[ACTIVITY]
Each entry below should appear again exactly as written, without pictures.

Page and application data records
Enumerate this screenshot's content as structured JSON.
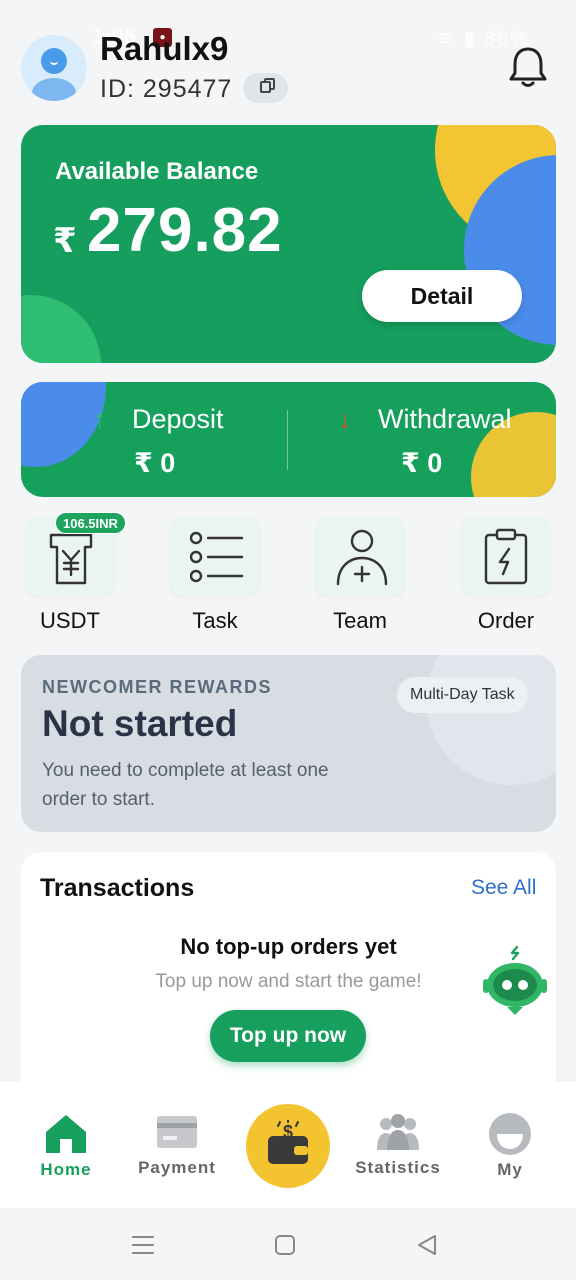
{
  "status_bar": {
    "time": "1:06",
    "battery": "86%"
  },
  "header": {
    "username": "Rahulx9",
    "id_label": "ID:",
    "id_value": "295477"
  },
  "balance": {
    "label": "Available Balance",
    "currency": "₹",
    "amount": "279.82",
    "detail_label": "Detail"
  },
  "deposit_withdraw": {
    "deposit_label": "Deposit",
    "deposit_value": "₹ 0",
    "withdraw_label": "Withdrawal",
    "withdraw_value": "₹ 0"
  },
  "quick_actions": {
    "usdt": {
      "label": "USDT",
      "badge": "106.5INR"
    },
    "task": {
      "label": "Task"
    },
    "team": {
      "label": "Team"
    },
    "order": {
      "label": "Order"
    }
  },
  "rewards": {
    "kicker": "NEWCOMER REWARDS",
    "tag": "Multi-Day Task",
    "title": "Not started",
    "description": "You need to complete at least one order to start."
  },
  "transactions": {
    "title": "Transactions",
    "see_all": "See All",
    "empty_title": "No top-up orders yet",
    "empty_sub": "Top up now and start the game!",
    "topup_label": "Top up now"
  },
  "bottom_nav": {
    "home": "Home",
    "payment": "Payment",
    "statistics": "Statistics",
    "my": "My"
  },
  "colors": {
    "brand_green": "#17a05d",
    "accent_yellow": "#f4c430",
    "accent_blue": "#4b8cea"
  }
}
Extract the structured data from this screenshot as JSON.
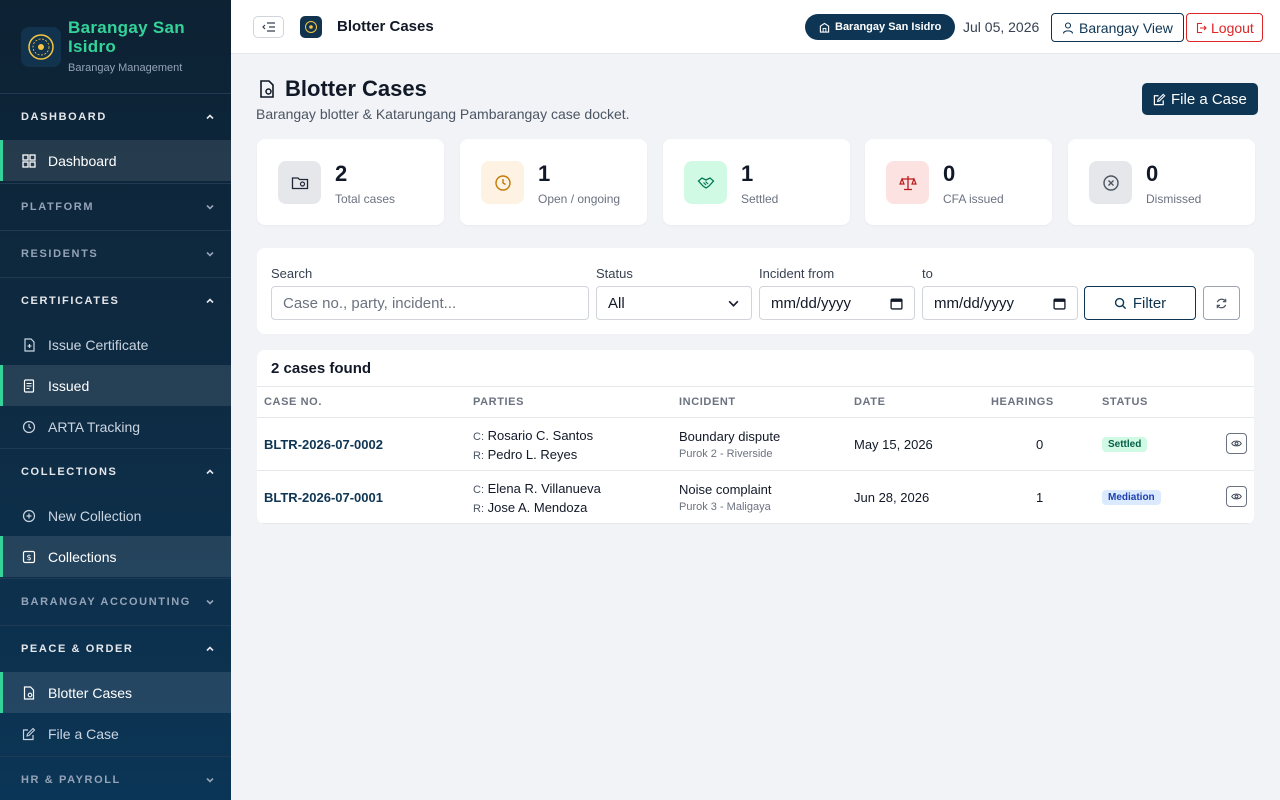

[SOLUTION]
Enumerate this screenshot's content as structured JSON.
{
  "status_bar": {
    "time": "1:06",
    "battery": "86%"
  },
  "header": {
    "username": "Rahulx9",
    "id_label": "ID:",
    "id_value": "295477"
  },
  "balance": {
    "label": "Available Balance",
    "currency": "₹",
    "amount": "279.82",
    "detail_label": "Detail"
  },
  "deposit_withdraw": {
    "deposit_label": "Deposit",
    "deposit_value": "₹ 0",
    "withdraw_label": "Withdrawal",
    "withdraw_value": "₹ 0"
  },
  "quick_actions": {
    "usdt": {
      "label": "USDT",
      "badge": "106.5INR"
    },
    "task": {
      "label": "Task"
    },
    "team": {
      "label": "Team"
    },
    "order": {
      "label": "Order"
    }
  },
  "rewards": {
    "kicker": "NEWCOMER REWARDS",
    "tag": "Multi-Day Task",
    "title": "Not started",
    "description": "You need to complete at least one order to start."
  },
  "transactions": {
    "title": "Transactions",
    "see_all": "See All",
    "empty_title": "No top-up orders yet",
    "empty_sub": "Top up now and start the game!",
    "topup_label": "Top up now"
  },
  "bottom_nav": {
    "home": "Home",
    "payment": "Payment",
    "statistics": "Statistics",
    "my": "My"
  },
  "colors": {
    "brand_green": "#17a05d",
    "accent_yellow": "#f4c430",
    "accent_blue": "#4b8cea"
  }
}
Extract the structured data from this screenshot as JSON.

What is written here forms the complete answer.